Sustainable Growth the Nordic Way
WEB MAGAZINE - June 2019
Carbon farming enables young farmers to tackle climate change
Imagine cows grazing on lush pastures, moving to a new field every day. They always have new fresh pasture available and none of the fields are over-grazed. In this way grass can develop strong and deep roots that can assimilate and store carbon from the atmosphere. At first glance, carbon farming does not look all that different from conventional farming, but when you take a closer look, you see pastures with different varieties of grasses and other plants that form an oasis for pollinators.
On an arable farm, carbon farming also requires some changes to traditional practices. Introducing crop rotation, with legumes and plants that bring a lot of organic matter to the soil, is a good way to start trapping and storing carbon and improving soil quality. When a section of land has time to rest and fix nitrogen and carbon in the soil, it produces better yields when, for example, wheat crops are grown. By sowing crops together with legumes, a 100% coverage of the land is achieved even after a crop is harvested. This helps to fertilise the soil and mitigate nutrient runoffs.
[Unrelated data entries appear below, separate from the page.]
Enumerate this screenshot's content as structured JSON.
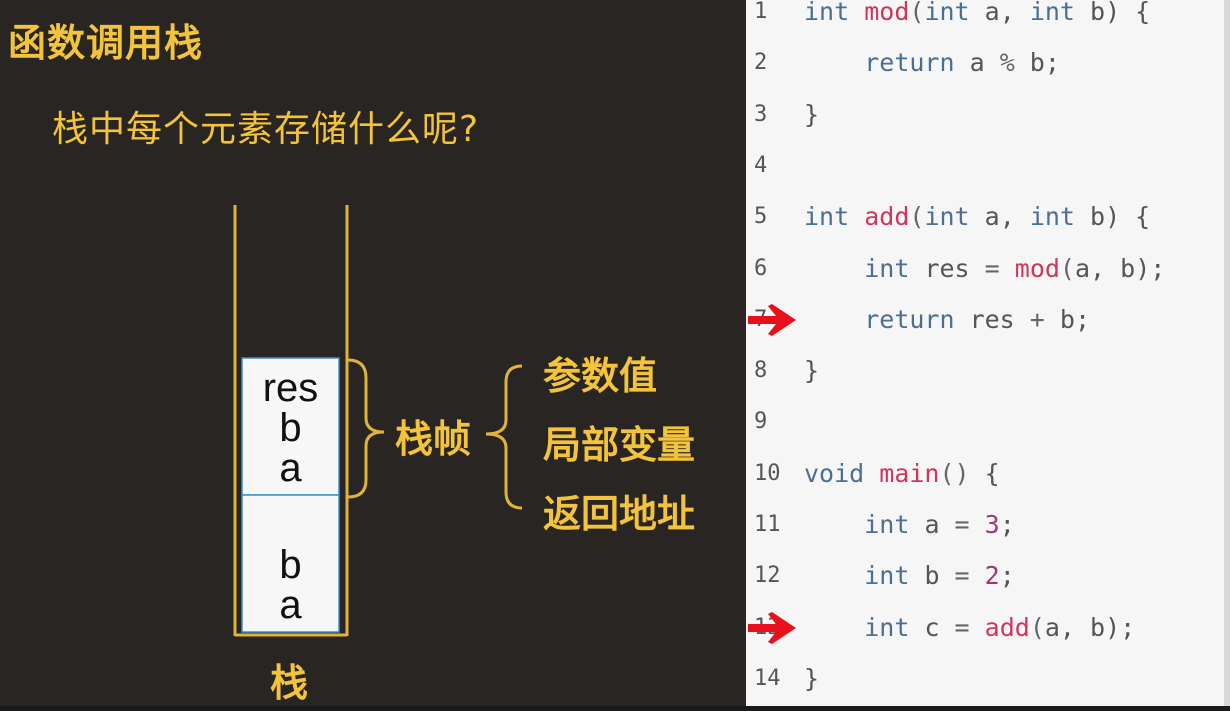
{
  "slide": {
    "title": "函数调用栈",
    "question": "栈中每个元素存储什么呢?",
    "stack_label": "栈",
    "frame_label": "栈帧",
    "frame_contents": [
      "参数值",
      "局部变量",
      "返回地址"
    ],
    "top_frame_vars": [
      "res",
      "b",
      "a"
    ],
    "bottom_frame_vars": [
      "b",
      "a"
    ]
  },
  "code": {
    "lines": [
      {
        "num": "1",
        "tokens": [
          [
            "kw",
            "int "
          ],
          [
            "fn",
            "mod"
          ],
          [
            "op",
            "("
          ],
          [
            "kw",
            "int "
          ],
          [
            "",
            "a, "
          ],
          [
            "kw",
            "int "
          ],
          [
            "",
            "b) {"
          ]
        ]
      },
      {
        "num": "2",
        "tokens": [
          [
            "",
            "    "
          ],
          [
            "kw",
            "return "
          ],
          [
            "",
            "a "
          ],
          [
            "op",
            "% "
          ],
          [
            "",
            "b;"
          ]
        ]
      },
      {
        "num": "3",
        "tokens": [
          [
            "",
            "}"
          ]
        ]
      },
      {
        "num": "4",
        "tokens": []
      },
      {
        "num": "5",
        "tokens": [
          [
            "kw",
            "int "
          ],
          [
            "fn",
            "add"
          ],
          [
            "op",
            "("
          ],
          [
            "kw",
            "int "
          ],
          [
            "",
            "a, "
          ],
          [
            "kw",
            "int "
          ],
          [
            "",
            "b) {"
          ]
        ]
      },
      {
        "num": "6",
        "tokens": [
          [
            "",
            "    "
          ],
          [
            "kw",
            "int "
          ],
          [
            "",
            "res "
          ],
          [
            "op",
            "= "
          ],
          [
            "fn",
            "mod"
          ],
          [
            "op",
            "("
          ],
          [
            "",
            "a, b);"
          ]
        ]
      },
      {
        "num": "7",
        "tokens": [
          [
            "",
            "    "
          ],
          [
            "kw",
            "return "
          ],
          [
            "",
            "res "
          ],
          [
            "op",
            "+ "
          ],
          [
            "",
            "b;"
          ]
        ]
      },
      {
        "num": "8",
        "tokens": [
          [
            "",
            "}"
          ]
        ]
      },
      {
        "num": "9",
        "tokens": []
      },
      {
        "num": "10",
        "tokens": [
          [
            "kw",
            "void "
          ],
          [
            "fn",
            "main"
          ],
          [
            "op",
            "() "
          ],
          [
            "",
            "{"
          ]
        ]
      },
      {
        "num": "11",
        "tokens": [
          [
            "",
            "    "
          ],
          [
            "kw",
            "int "
          ],
          [
            "",
            "a "
          ],
          [
            "op",
            "= "
          ],
          [
            "num",
            "3"
          ],
          [
            "",
            ";"
          ]
        ]
      },
      {
        "num": "12",
        "tokens": [
          [
            "",
            "    "
          ],
          [
            "kw",
            "int "
          ],
          [
            "",
            "b "
          ],
          [
            "op",
            "= "
          ],
          [
            "num",
            "2"
          ],
          [
            "",
            ";"
          ]
        ]
      },
      {
        "num": "13",
        "tokens": [
          [
            "",
            "    "
          ],
          [
            "kw",
            "int "
          ],
          [
            "",
            "c "
          ],
          [
            "op",
            "= "
          ],
          [
            "fn",
            "add"
          ],
          [
            "op",
            "("
          ],
          [
            "",
            "a, b);"
          ]
        ]
      },
      {
        "num": "14",
        "tokens": [
          [
            "",
            "}"
          ]
        ]
      }
    ],
    "arrow_lines": [
      "7",
      "13"
    ]
  },
  "colors": {
    "background": "#292522",
    "accent_yellow": "#f3c33c",
    "arrow_red": "#e8101a",
    "code_bg": "#f6f6f6"
  }
}
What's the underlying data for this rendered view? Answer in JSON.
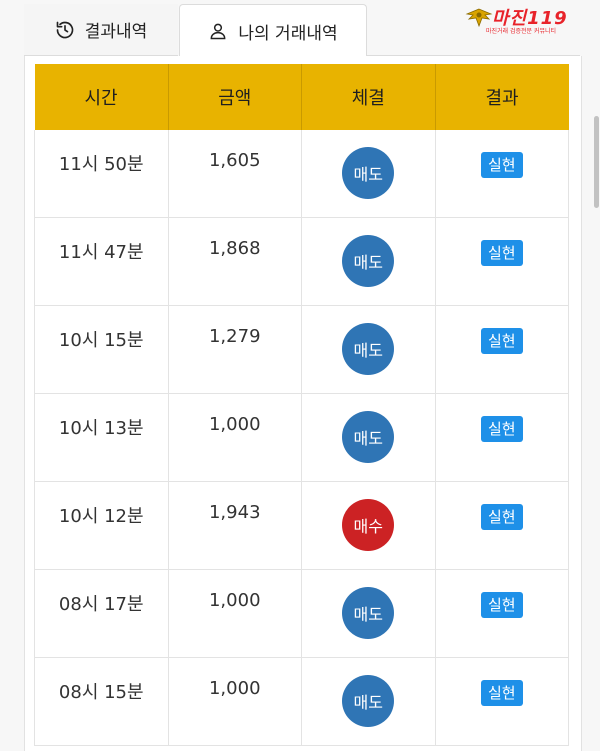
{
  "tabs": [
    {
      "label": "결과내역",
      "icon": "history-icon"
    },
    {
      "label": "나의 거래내역",
      "icon": "user-icon"
    }
  ],
  "logo": {
    "main": "마진119",
    "sub": "마진거래 검증전문 커뮤니티"
  },
  "table": {
    "headers": [
      "시간",
      "금액",
      "체결",
      "결과"
    ],
    "rows": [
      {
        "time": "11시 50분",
        "amount": "1,605",
        "trade": "매도",
        "trade_type": "sell",
        "result": "실현"
      },
      {
        "time": "11시 47분",
        "amount": "1,868",
        "trade": "매도",
        "trade_type": "sell",
        "result": "실현"
      },
      {
        "time": "10시 15분",
        "amount": "1,279",
        "trade": "매도",
        "trade_type": "sell",
        "result": "실현"
      },
      {
        "time": "10시 13분",
        "amount": "1,000",
        "trade": "매도",
        "trade_type": "sell",
        "result": "실현"
      },
      {
        "time": "10시 12분",
        "amount": "1,943",
        "trade": "매수",
        "trade_type": "buy",
        "result": "실현"
      },
      {
        "time": "08시 17분",
        "amount": "1,000",
        "trade": "매도",
        "trade_type": "sell",
        "result": "실현"
      },
      {
        "time": "08시 15분",
        "amount": "1,000",
        "trade": "매도",
        "trade_type": "sell",
        "result": "실현"
      }
    ]
  },
  "colors": {
    "header_bg": "#e8b300",
    "sell": "#2f75b5",
    "buy": "#cc2224",
    "result": "#1e90e8"
  }
}
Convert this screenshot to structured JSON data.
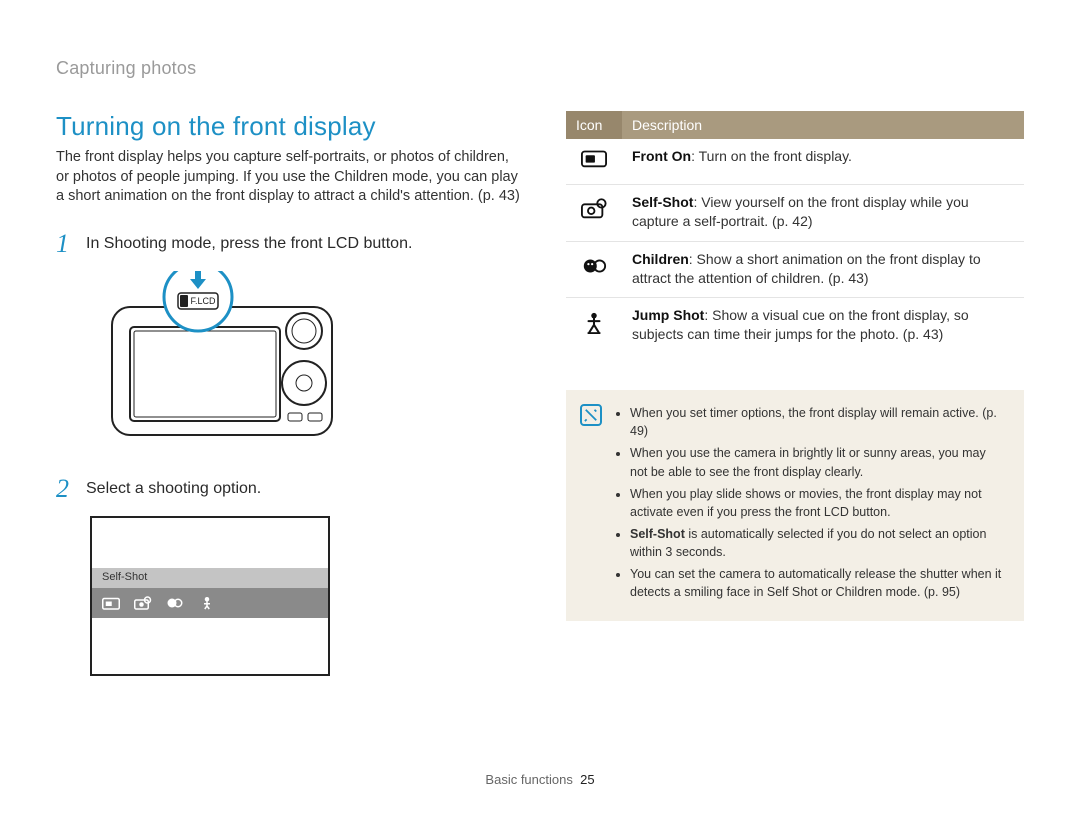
{
  "breadcrumb": "Capturing photos",
  "title": "Turning on the front display",
  "intro": "The front display helps you capture self-portraits, or photos of children, or photos of people jumping. If you use the Children mode, you can play a short animation on the front display to attract a child's attention. (p. 43)",
  "steps": [
    {
      "num": "1",
      "text": "In Shooting mode, press the front LCD button."
    },
    {
      "num": "2",
      "text": "Select a shooting option."
    }
  ],
  "camera_label": "F.LCD",
  "menu_selected": "Self-Shot",
  "table": {
    "head_icon": "Icon",
    "head_desc": "Description",
    "rows": [
      {
        "icon": "front-on-icon",
        "label": "Front On",
        "text": ": Turn on the front display."
      },
      {
        "icon": "self-shot-icon",
        "label": "Self-Shot",
        "text": ": View yourself on the front display while you capture a self-portrait. (p. 42)"
      },
      {
        "icon": "children-icon",
        "label": "Children",
        "text": ": Show a short animation on the front display to attract the attention of children. (p. 43)"
      },
      {
        "icon": "jump-shot-icon",
        "label": "Jump Shot",
        "text": ": Show a visual cue on the front display, so subjects can time their jumps for the photo. (p. 43)"
      }
    ]
  },
  "notes": [
    "When you set timer options, the front display will remain active. (p. 49)",
    "When you use the camera in brightly lit or sunny areas, you may not be able to see the front display clearly.",
    "When you play slide shows or movies, the front display may not activate even if you press the front LCD button.",
    "<b>Self-Shot</b> is automatically selected if you do not select an option within 3 seconds.",
    "You can set the camera to automatically release the shutter when it detects a smiling face in Self Shot or Children mode. (p. 95)"
  ],
  "footer_section": "Basic functions",
  "footer_page": "25"
}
Young farmers the driving force for carbon farming
Eurobarometer shows that the 25-29 age group is more likely than any other age group to see climate change as the biggest threat to the world. This is naturally manifested in everyday choices. Young people are more willing to act on climate change than anyone else. We are currently seeing school strikes and protests where young people are demanding that adults take action. In a few years, these young people will become the ones who can make a difference through their consumption choices, through political activism, or via their occupation.
Young farmers, fresh out of universities after studying the best practices, have the latest science-based knowledge. They are looking for long-term solutions to use on their farms, solutions that result in not only higher yields but also lower costs. Practices such as carbon farming will help fight climate change. We believe that young farmers, by applying carbon farming on a small scale, have the biggest potential to change current farming practices, by showing results that are good for the climate, the yield, and their economy.
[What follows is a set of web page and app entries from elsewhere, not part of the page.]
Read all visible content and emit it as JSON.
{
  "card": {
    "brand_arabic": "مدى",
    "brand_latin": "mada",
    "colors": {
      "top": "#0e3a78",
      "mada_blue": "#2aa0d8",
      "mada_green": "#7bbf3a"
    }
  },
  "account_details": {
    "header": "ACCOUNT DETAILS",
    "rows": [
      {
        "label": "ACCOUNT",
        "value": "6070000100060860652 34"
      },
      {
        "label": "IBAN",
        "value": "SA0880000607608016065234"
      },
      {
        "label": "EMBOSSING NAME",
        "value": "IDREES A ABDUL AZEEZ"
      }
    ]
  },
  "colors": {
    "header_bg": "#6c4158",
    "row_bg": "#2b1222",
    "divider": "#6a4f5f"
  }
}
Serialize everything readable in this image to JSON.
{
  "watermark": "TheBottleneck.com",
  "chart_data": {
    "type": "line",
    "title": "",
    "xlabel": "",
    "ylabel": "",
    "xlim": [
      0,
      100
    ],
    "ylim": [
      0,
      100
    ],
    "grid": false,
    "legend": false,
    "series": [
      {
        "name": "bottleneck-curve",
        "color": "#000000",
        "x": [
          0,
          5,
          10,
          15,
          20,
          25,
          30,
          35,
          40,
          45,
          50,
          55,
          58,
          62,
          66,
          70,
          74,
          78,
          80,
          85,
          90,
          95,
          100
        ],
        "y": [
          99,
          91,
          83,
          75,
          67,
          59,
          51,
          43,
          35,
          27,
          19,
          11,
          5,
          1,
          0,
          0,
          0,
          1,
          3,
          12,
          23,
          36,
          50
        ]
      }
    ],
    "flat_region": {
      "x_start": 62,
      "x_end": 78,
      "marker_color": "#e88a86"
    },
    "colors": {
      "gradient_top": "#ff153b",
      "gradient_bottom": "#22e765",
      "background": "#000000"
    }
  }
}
Carbon farming a lucrative business
Carbon farming can improve the quality of soil and help reduce erosion. When more carbon and organic matter is introduced to the soil, its microbial diversity grows, which helps the transformation of nutrients available for the plants. When the soil becomes healthier, it can hold water better and the nutrients are not washed away from the growing plants. This all results in reduction in long-term production costs and more consistent yields.
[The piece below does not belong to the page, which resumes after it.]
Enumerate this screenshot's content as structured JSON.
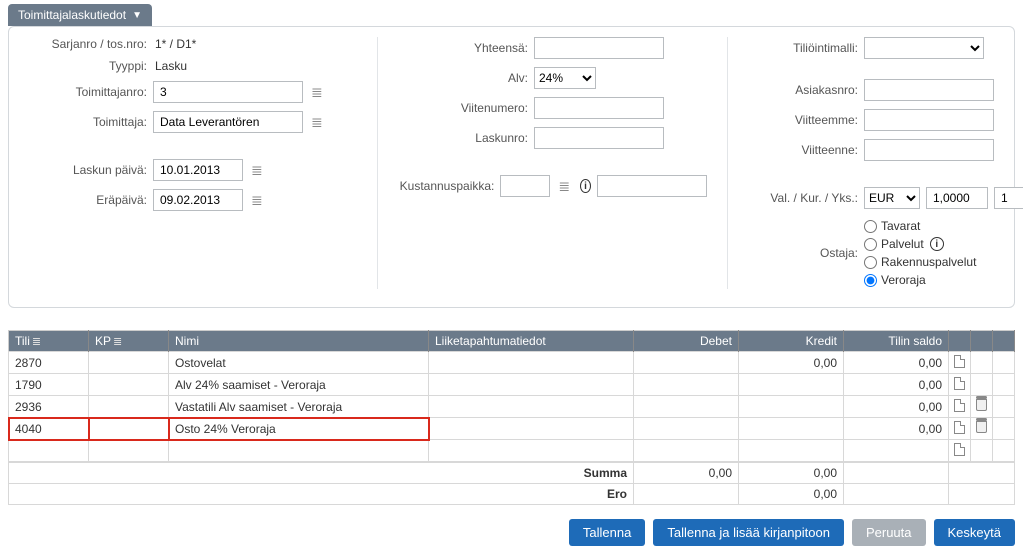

In 2016, Unilever carried out an international study which revealed that a third of consumers are now choosing to buy brands they believe are doing social or environmental good. The hype of sustainable products is still on the rise, which gives more and more incentives for farmers to switch to environmentally friendly production methods. This way, farmers could reach the consumers willing to pay higher prices for responsible and sustainable produce.
Carbon farming helps fight climate change
The total amount of carbon in the earth’s surface is estimated to be around 3170 gigatonnes, and nearly 80% of this carbon is found in soil, according to a study from Iowa State University. Traditional farming practices rely on tilling and monoculture, which contribute to erosion and the release of large amounts of CO2 into the atmosphere. Carbon farming can bind carbon in the soil and, by feeding this ecosystem with carbon from the atmosphere, biodiversity is also supported. An increase in the level of soil organic matter by just 1% in the top 30 cm of soil can store 154 tons of CO2 per hectare, according to a peer-reviewed study by Dr. Ch. Jones. An increase of this magnitude is immense, showing the tremendous potential of these farming methods .
The potential of carbon farming both strengthens the bioeconomy and serves as a solution to the global climate crisis. However, naming a group of sectors ‘bioeconomy’ does not change anything. The transition is driven by conscious people who want to make a difference, where terms and definitions matter less. In farming, changes are usually introduced only when there is a generational change. Young farmers can be the drivers of change. However, they do not need to do things differently because of the bioeconomy – what they do is making a difference for the planet.